=== EXERCISE BRIEF ===
Below are some records. Say how many of their lines contain the string "JSON", and give nothing but the number.

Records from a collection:

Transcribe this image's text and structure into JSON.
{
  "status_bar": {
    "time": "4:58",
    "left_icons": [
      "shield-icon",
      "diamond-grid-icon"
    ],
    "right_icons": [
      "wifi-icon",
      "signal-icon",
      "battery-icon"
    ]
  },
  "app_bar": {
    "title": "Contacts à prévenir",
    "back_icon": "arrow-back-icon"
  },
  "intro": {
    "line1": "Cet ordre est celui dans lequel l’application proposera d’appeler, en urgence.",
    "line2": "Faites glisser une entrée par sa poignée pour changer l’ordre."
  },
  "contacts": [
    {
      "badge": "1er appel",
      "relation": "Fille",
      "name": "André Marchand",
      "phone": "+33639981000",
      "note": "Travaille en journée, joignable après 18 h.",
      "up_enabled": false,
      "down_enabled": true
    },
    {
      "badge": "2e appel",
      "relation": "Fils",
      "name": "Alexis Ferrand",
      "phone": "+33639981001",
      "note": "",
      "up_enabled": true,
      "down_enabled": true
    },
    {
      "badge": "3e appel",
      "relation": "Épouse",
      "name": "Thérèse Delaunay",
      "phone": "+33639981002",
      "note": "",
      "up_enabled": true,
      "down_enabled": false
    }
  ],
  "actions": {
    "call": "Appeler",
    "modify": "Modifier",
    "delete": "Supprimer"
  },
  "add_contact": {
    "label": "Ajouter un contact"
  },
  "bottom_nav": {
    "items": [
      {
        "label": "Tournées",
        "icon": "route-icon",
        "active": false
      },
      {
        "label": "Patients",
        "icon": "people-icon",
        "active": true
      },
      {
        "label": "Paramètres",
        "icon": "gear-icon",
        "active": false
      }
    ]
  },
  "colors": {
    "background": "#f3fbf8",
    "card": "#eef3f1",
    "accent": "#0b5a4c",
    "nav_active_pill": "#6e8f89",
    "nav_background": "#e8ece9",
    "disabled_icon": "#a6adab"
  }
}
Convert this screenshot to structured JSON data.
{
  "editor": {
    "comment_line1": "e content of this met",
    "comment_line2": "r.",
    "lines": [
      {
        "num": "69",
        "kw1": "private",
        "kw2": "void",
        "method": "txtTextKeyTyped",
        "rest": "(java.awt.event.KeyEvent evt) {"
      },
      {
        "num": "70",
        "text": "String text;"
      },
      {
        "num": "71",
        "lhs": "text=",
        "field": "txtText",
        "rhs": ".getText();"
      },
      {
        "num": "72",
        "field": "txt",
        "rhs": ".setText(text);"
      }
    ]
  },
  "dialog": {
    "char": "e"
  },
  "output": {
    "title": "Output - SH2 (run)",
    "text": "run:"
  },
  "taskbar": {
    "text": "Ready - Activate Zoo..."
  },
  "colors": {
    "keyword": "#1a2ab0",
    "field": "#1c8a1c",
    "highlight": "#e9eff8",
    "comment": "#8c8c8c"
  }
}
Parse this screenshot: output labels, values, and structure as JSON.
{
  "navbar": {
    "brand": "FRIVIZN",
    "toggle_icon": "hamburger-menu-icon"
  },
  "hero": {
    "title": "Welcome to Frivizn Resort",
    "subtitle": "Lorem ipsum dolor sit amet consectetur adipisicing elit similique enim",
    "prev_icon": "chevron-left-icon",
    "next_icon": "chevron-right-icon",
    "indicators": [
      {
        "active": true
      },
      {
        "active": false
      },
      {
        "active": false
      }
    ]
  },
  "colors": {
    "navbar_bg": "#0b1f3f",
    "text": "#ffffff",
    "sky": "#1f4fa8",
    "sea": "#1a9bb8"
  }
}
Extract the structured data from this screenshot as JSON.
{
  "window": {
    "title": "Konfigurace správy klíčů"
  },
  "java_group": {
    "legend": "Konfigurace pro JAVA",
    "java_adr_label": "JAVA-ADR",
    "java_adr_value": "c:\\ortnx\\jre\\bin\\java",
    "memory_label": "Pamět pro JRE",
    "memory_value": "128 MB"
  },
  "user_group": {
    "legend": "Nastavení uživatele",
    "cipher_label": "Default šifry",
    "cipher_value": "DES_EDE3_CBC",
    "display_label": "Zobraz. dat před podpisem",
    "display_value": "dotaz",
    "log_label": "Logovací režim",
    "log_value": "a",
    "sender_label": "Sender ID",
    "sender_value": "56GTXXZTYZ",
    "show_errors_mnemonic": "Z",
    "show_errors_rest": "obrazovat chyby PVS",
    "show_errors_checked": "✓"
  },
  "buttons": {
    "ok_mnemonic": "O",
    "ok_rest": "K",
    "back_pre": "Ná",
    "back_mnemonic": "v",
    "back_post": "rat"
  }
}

=== THE ANSWER ===
4